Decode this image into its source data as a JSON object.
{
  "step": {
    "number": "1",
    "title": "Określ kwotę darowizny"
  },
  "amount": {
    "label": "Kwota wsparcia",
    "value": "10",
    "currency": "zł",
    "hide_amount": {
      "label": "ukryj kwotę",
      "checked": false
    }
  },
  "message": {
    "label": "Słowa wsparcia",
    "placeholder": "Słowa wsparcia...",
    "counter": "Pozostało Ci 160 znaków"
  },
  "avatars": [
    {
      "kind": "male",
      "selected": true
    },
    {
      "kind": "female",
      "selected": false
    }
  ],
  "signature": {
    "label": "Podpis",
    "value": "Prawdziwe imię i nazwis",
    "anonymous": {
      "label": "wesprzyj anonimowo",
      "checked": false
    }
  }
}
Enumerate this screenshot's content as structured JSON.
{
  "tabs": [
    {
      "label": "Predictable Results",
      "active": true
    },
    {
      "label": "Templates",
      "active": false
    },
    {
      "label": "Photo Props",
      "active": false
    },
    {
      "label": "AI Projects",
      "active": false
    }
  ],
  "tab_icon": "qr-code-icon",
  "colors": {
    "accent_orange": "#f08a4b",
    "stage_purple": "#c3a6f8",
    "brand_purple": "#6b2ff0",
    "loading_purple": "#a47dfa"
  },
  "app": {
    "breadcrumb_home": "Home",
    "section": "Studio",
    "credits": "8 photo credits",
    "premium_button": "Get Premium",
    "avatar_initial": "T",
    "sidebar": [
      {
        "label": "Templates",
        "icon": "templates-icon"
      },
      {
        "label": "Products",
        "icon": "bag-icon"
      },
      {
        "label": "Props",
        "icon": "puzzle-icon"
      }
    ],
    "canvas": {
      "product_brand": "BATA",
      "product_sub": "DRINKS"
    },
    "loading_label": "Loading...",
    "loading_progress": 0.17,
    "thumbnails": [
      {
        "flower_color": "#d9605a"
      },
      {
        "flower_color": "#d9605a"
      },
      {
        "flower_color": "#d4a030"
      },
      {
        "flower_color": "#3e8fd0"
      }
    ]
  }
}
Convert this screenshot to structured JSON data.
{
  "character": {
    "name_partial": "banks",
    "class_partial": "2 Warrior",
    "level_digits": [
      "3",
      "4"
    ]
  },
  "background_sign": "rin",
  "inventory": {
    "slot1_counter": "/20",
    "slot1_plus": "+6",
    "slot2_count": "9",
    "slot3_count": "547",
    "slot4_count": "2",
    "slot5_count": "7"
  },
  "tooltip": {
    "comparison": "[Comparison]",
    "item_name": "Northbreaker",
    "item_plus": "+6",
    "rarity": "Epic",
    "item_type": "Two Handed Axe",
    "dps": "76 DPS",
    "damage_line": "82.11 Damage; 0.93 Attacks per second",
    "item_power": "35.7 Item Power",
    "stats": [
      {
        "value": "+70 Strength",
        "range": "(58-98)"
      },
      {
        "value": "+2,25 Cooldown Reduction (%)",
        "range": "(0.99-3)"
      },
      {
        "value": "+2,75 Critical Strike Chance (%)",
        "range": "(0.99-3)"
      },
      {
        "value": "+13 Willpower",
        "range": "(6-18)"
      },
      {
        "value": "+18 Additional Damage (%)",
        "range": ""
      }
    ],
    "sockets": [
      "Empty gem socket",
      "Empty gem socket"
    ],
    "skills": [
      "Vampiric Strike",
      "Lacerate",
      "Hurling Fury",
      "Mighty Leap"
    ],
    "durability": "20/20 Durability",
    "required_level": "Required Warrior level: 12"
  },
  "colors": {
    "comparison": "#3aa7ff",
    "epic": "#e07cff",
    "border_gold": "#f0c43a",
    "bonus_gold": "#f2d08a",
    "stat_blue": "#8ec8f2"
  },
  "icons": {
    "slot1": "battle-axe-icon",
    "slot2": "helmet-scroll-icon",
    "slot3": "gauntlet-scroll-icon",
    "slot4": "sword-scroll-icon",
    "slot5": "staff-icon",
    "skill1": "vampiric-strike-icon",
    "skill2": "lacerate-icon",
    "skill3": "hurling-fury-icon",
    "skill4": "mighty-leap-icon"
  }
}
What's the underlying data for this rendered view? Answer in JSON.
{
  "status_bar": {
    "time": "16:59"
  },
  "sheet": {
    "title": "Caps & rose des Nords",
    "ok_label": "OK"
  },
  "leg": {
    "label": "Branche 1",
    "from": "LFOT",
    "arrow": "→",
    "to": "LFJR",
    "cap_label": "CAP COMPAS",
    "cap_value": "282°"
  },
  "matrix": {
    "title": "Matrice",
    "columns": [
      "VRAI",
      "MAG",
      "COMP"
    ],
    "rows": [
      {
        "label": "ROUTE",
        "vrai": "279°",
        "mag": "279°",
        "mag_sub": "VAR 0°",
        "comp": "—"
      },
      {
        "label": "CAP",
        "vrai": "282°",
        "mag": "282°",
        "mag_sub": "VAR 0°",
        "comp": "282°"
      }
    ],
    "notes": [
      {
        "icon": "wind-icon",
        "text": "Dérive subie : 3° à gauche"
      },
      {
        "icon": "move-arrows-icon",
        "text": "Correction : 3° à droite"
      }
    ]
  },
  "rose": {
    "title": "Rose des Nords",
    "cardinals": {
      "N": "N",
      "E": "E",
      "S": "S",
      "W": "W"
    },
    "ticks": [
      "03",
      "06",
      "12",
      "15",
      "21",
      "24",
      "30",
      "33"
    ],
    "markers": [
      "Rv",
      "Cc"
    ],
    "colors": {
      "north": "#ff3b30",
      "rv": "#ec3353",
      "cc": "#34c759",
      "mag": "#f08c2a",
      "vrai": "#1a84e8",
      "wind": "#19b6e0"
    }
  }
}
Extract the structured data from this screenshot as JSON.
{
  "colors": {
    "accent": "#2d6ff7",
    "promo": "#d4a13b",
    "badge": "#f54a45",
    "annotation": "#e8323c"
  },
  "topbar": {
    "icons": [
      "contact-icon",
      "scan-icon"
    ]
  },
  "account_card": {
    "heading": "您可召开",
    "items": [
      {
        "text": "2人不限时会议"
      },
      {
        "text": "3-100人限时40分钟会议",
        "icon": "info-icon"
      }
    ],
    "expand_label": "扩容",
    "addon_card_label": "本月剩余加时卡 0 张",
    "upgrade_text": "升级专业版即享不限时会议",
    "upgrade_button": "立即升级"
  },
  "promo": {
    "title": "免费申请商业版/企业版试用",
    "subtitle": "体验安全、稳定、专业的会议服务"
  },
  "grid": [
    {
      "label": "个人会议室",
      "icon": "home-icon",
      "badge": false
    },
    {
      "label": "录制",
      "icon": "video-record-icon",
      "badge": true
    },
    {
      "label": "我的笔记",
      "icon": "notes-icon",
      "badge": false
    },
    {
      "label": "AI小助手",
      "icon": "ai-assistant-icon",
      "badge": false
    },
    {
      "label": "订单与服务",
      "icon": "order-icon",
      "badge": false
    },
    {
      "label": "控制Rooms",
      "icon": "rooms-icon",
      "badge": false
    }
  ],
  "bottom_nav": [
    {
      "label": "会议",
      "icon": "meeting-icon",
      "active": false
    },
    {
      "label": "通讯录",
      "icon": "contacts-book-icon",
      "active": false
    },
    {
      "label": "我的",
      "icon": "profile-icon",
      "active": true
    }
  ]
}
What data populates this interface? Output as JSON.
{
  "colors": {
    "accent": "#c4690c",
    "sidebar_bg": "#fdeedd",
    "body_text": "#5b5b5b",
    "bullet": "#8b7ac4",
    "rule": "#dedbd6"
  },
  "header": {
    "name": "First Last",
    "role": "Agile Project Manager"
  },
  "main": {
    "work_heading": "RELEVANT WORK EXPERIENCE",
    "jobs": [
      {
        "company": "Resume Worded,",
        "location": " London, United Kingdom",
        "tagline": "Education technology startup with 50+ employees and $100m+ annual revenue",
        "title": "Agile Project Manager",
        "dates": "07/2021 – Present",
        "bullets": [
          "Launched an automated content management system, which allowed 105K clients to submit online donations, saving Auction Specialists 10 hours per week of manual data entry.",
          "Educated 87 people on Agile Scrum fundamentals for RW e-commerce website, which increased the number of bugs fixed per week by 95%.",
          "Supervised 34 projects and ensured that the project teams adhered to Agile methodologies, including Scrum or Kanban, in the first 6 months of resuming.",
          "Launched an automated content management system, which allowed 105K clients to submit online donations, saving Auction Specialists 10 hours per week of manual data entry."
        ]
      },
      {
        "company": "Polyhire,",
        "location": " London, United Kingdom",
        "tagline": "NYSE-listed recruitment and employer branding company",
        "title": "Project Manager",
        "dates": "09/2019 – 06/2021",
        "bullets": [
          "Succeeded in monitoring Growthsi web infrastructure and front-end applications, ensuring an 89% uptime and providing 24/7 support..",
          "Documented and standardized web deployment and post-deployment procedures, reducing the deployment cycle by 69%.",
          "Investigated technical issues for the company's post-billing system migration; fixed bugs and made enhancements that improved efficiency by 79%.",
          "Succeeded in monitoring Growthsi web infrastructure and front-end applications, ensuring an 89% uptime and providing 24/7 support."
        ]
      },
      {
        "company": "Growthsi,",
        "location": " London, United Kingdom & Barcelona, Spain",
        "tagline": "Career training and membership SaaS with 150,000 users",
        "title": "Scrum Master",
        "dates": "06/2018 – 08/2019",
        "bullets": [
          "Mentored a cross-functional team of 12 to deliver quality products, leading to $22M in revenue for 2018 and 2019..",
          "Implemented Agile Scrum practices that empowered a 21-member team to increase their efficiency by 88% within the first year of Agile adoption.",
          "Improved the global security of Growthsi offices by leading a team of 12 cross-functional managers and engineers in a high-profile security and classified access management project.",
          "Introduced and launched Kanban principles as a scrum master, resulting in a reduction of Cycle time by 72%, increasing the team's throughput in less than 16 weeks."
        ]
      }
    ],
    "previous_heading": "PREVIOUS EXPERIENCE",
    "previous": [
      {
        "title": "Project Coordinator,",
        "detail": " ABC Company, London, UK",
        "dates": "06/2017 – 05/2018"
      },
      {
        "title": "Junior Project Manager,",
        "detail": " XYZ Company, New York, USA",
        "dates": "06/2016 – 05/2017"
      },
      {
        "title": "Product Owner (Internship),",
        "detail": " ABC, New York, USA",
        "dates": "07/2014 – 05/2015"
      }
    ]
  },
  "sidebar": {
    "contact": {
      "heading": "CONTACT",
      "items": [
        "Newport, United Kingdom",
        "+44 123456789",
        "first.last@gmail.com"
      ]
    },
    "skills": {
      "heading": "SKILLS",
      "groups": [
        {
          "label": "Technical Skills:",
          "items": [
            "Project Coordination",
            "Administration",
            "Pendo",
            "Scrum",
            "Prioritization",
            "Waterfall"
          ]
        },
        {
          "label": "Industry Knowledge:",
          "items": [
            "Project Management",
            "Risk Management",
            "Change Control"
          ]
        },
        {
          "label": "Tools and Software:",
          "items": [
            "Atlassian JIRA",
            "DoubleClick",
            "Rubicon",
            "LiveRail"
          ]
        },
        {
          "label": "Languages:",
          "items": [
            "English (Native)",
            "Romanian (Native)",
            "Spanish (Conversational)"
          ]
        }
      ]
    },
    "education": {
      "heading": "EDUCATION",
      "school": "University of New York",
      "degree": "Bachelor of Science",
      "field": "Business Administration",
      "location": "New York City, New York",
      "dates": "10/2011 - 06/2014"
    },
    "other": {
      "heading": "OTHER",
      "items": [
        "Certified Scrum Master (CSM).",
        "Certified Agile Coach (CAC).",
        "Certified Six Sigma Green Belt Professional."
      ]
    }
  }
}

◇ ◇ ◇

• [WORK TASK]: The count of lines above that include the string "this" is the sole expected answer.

• [EXERCISE RESPONSE]: 6